TASK INSTRUCTIONS: Your task is to copy each line of the listing that contains the word "logo".

DATA EXTRACT:
______
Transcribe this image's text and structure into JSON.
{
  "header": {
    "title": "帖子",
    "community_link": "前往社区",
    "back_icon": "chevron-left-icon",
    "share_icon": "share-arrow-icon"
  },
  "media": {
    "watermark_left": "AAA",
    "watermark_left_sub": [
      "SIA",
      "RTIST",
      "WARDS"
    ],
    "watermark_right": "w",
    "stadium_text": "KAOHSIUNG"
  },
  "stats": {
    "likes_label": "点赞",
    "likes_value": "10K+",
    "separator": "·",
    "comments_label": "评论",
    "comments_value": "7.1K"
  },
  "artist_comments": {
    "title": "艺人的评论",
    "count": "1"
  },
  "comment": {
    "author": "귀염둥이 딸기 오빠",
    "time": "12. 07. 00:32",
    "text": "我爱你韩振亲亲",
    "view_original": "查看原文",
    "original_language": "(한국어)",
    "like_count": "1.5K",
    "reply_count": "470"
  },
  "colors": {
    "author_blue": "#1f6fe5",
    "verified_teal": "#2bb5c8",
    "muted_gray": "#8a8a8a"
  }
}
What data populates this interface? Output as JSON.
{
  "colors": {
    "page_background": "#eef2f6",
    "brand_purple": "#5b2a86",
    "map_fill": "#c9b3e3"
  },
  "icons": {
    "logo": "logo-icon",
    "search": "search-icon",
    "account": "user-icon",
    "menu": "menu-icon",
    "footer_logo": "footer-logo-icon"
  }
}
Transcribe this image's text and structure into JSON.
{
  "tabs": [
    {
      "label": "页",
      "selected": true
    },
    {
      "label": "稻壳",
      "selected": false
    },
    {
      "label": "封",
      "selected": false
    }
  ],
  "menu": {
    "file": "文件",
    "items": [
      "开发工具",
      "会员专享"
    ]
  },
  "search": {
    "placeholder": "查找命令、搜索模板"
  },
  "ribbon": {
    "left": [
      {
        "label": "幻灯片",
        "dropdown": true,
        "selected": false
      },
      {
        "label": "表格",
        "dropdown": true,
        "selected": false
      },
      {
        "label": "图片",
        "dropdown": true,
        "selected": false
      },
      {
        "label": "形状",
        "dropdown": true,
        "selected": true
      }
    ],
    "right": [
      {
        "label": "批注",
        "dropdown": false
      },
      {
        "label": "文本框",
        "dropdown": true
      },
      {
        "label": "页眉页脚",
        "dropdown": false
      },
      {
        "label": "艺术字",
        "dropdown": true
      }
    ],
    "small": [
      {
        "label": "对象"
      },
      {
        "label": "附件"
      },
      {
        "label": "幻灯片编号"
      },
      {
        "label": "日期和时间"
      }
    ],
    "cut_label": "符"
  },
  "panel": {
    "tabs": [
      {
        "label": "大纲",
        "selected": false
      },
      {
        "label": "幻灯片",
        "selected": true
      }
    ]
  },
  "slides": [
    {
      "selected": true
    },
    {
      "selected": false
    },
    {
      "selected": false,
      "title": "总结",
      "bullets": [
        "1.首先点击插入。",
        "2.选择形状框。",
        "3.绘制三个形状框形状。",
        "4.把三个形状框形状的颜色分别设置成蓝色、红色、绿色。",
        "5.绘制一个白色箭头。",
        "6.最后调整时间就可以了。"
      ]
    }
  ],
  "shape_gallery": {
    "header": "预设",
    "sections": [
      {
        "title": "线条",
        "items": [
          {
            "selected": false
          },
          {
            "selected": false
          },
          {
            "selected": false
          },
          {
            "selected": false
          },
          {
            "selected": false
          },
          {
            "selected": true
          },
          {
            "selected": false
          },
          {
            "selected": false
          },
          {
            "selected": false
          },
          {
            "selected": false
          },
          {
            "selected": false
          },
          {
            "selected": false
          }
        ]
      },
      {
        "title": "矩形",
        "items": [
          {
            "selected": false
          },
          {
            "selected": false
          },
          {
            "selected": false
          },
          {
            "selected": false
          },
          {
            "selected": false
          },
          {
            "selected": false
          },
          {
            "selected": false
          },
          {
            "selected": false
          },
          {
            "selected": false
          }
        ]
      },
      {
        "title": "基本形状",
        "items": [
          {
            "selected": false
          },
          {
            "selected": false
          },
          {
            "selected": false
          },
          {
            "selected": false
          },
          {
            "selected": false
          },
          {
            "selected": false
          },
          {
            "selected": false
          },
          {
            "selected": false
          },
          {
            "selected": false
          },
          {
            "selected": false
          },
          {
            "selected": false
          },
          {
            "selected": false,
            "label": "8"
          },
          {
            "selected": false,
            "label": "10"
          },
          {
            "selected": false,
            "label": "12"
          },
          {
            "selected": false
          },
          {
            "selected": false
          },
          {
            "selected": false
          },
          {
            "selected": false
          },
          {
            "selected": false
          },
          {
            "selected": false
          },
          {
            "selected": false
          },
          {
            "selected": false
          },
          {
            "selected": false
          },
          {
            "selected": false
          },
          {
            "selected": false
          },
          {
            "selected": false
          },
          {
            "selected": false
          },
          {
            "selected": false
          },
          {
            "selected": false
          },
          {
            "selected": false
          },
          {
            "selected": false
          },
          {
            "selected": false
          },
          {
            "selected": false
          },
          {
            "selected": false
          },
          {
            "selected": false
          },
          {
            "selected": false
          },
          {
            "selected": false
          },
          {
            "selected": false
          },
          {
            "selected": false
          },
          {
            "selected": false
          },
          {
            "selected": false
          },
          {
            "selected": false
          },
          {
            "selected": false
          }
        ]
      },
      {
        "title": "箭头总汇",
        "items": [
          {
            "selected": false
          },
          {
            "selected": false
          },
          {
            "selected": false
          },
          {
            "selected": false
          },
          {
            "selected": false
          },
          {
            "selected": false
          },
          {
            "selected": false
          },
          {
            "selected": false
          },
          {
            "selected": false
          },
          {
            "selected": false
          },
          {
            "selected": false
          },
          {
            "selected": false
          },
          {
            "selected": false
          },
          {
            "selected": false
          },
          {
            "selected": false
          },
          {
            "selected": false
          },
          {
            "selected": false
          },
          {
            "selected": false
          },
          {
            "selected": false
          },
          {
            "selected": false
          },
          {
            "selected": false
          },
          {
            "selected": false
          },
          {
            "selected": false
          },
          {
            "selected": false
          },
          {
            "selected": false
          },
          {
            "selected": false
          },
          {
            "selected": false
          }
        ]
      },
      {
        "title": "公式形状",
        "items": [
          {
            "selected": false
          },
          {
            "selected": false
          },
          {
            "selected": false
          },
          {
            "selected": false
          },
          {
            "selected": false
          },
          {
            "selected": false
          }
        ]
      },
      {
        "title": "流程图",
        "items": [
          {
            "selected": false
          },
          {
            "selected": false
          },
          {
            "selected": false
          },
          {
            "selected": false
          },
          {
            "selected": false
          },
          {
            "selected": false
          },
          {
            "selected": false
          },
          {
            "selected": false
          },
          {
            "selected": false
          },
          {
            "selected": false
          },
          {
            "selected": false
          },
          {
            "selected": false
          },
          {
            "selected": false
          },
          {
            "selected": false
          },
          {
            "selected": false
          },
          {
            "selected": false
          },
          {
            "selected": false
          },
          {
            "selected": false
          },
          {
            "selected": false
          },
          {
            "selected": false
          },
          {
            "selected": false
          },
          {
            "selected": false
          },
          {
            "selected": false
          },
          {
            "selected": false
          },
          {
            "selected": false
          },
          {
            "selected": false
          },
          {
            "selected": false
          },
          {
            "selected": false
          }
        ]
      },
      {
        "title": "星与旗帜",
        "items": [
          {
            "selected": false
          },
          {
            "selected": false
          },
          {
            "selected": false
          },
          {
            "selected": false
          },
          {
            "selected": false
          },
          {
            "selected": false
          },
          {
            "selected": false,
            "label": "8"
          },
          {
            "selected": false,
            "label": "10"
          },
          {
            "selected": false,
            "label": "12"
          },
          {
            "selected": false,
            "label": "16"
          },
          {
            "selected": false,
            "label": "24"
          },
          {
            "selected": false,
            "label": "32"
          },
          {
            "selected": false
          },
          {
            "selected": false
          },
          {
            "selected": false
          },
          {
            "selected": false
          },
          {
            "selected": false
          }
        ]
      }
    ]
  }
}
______
SOLVED EXERCISE:
    "logo": "logo-icon",
    "footer_logo": "footer-logo-icon"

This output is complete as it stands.